— TASK DESCRIPTION —
Please write out every entry below exactly, leaving out any pictures.

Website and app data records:

--*--

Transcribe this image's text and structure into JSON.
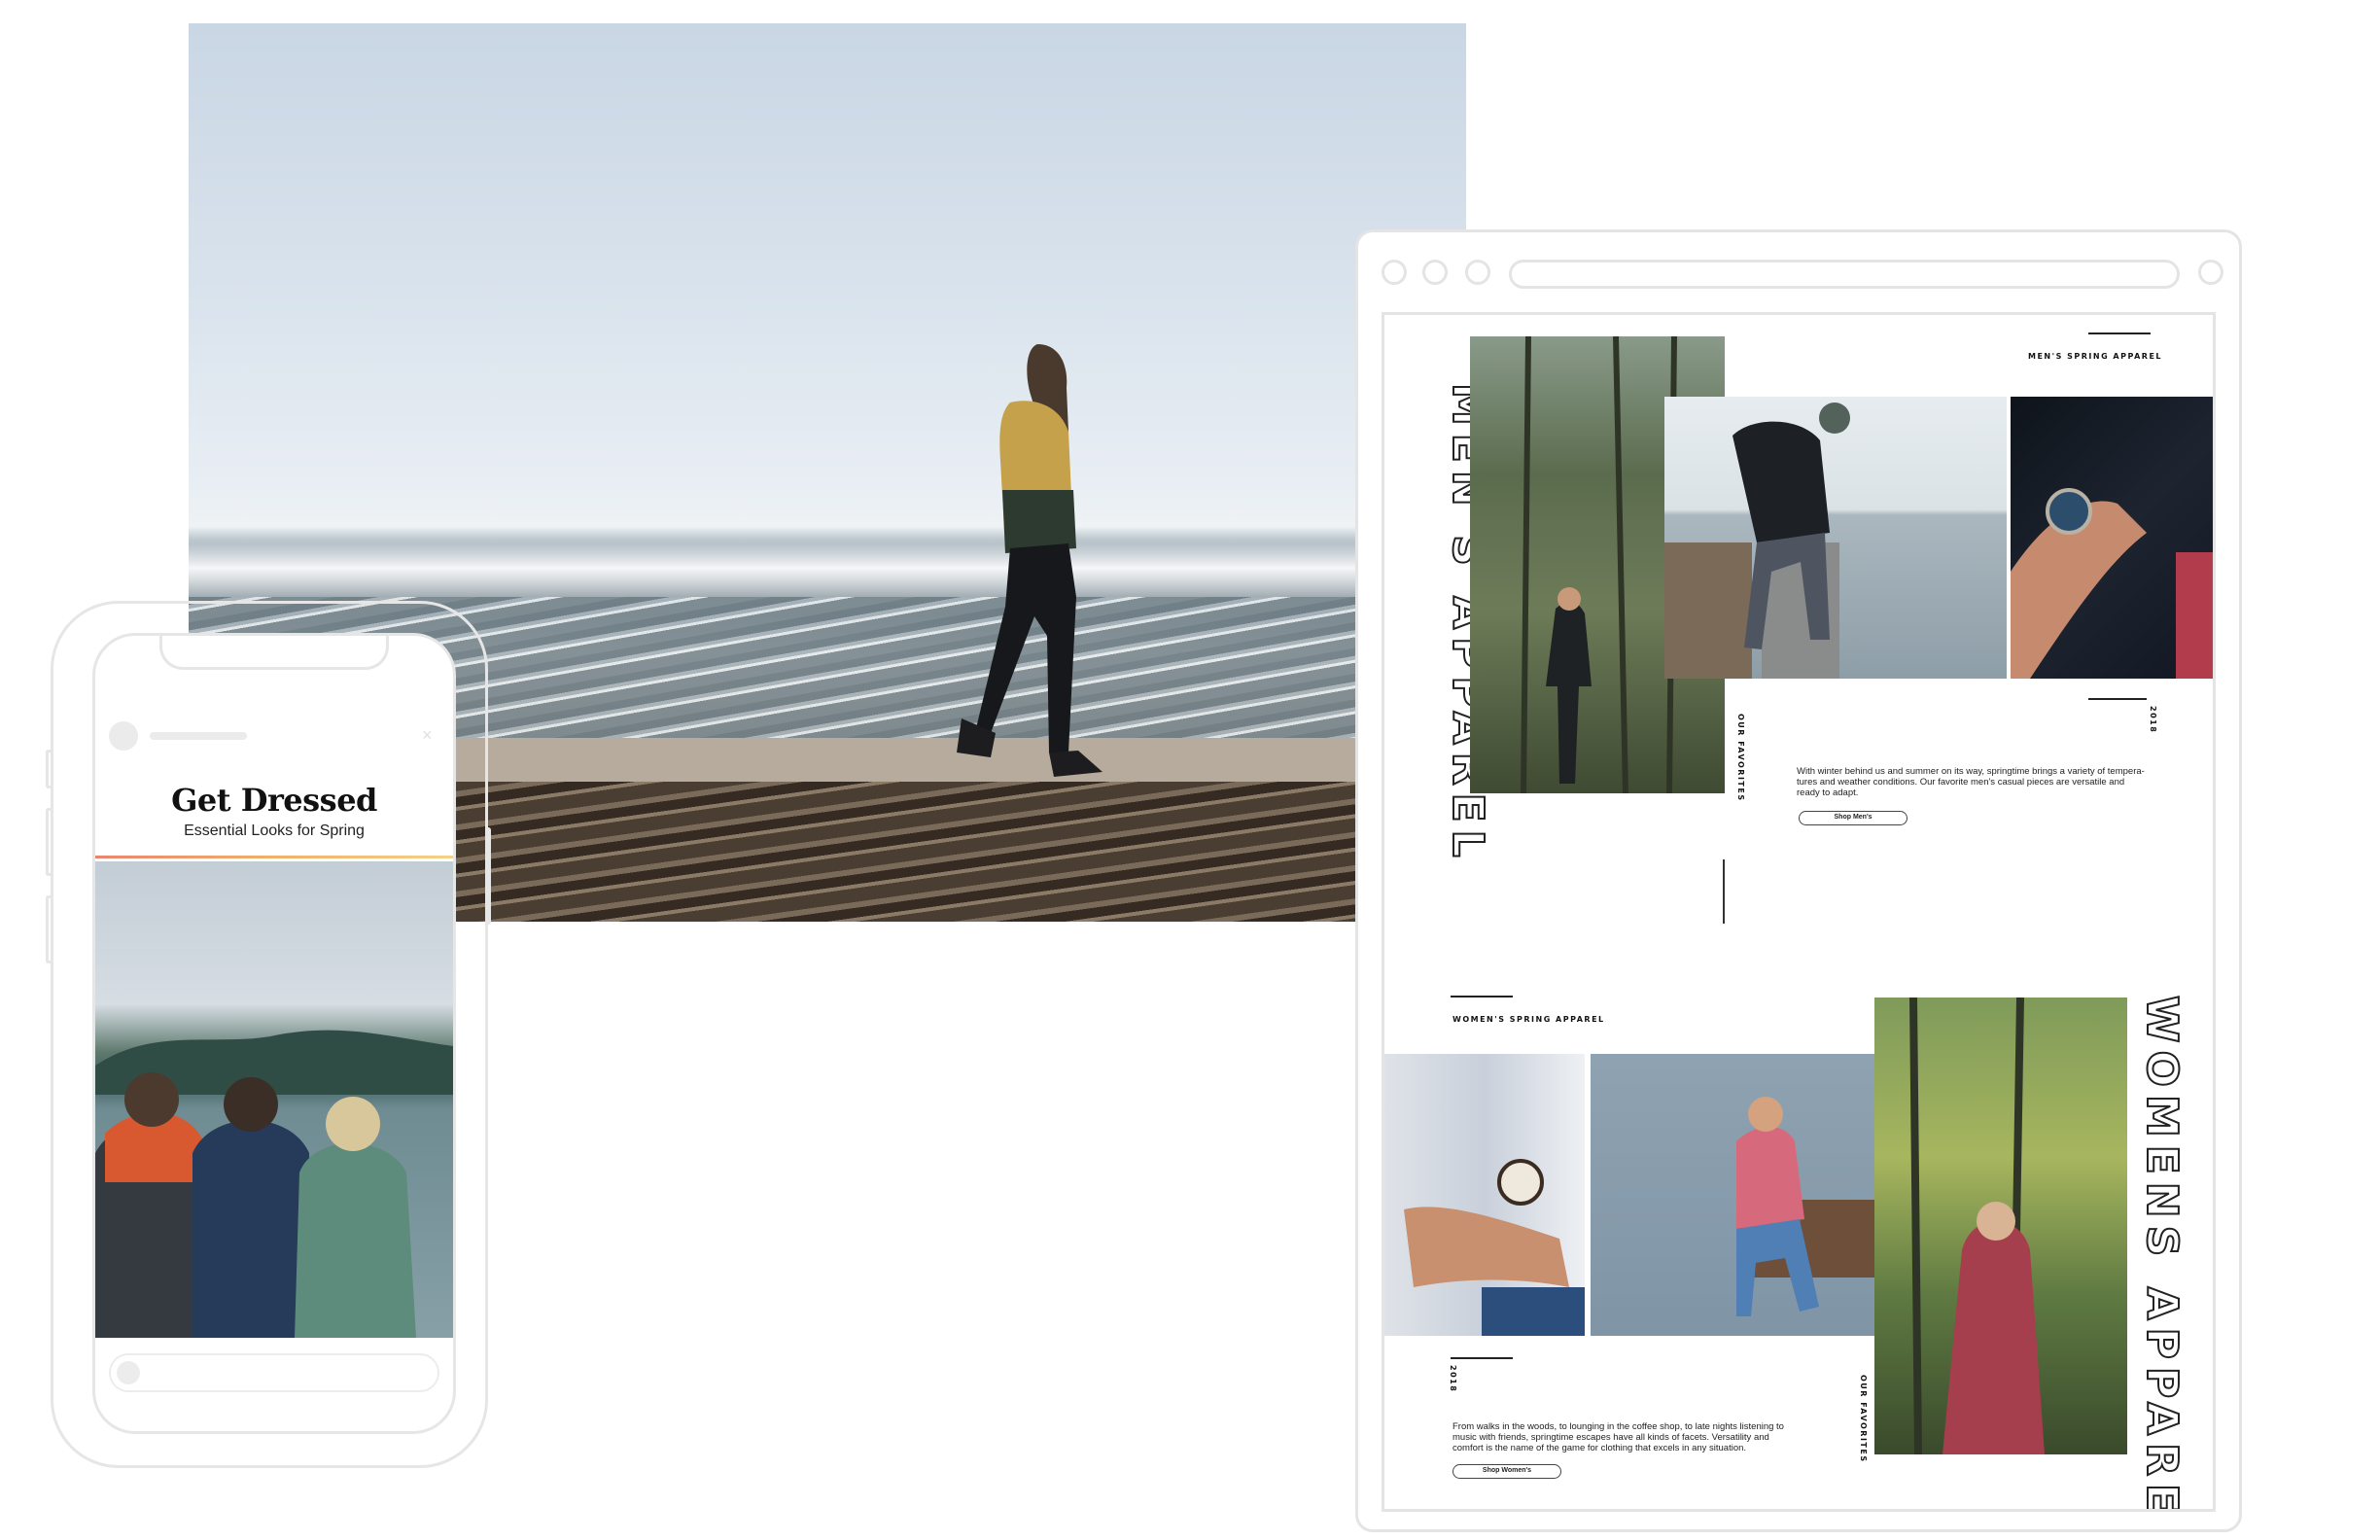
{
  "phone": {
    "title": "Get Dressed",
    "subtitle": "Essential Looks for Spring"
  },
  "mens": {
    "vertical_title": "MEN'S APPAREL",
    "heading": "MEN'S SPRING APPAREL",
    "side_label": "OUR FAVORITES",
    "year": "2018",
    "body": "With winter behind us and summer on its way, springtime brings a variety of tempera-tures and weather conditions. Our favorite men's casual pieces are versatile and ready to adapt.",
    "button": "Shop Men's"
  },
  "womens": {
    "vertical_title": "WOMENS APPAREL",
    "heading": "WOMEN'S SPRING APPAREL",
    "side_label": "OUR FAVORITES",
    "year": "2018",
    "body": "From walks in the woods, to lounging in the coffee shop, to late nights listening to music with friends, springtime escapes have all kinds of facets. Versatility and comfort is the name of the game for clothing that excels in any situation.",
    "button": "Shop Women's"
  },
  "colors": {
    "accent_gradient_start": "#e9846f",
    "accent_gradient_end": "#f5d08a",
    "mockup_outline": "#e4e4e4"
  }
}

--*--

— TASK ANSWER —
Transcribe this image's text and structure into JSON.
{
  "phone": {
    "title": "Get Dressed",
    "subtitle": "Essential Looks for Spring"
  },
  "mens": {
    "vertical_title": "MEN'S APPAREL",
    "heading": "MEN'S SPRING APPAREL",
    "side_label": "OUR FAVORITES",
    "year": "2018",
    "body": "With winter behind us and summer on its way, springtime brings a variety of tempera-tures and weather conditions. Our favorite men's casual pieces are versatile and ready to adapt.",
    "button": "Shop Men's"
  },
  "womens": {
    "vertical_title": "WOMENS APPAREL",
    "heading": "WOMEN'S SPRING APPAREL",
    "side_label": "OUR FAVORITES",
    "year": "2018",
    "body": "From walks in the woods, to lounging in the coffee shop, to late nights listening to music with friends, springtime escapes have all kinds of facets. Versatility and comfort is the name of the game for clothing that excels in any situation.",
    "button": "Shop Women's"
  },
  "colors": {
    "accent_gradient_start": "#e9846f",
    "accent_gradient_end": "#f5d08a",
    "mockup_outline": "#e4e4e4"
  }
}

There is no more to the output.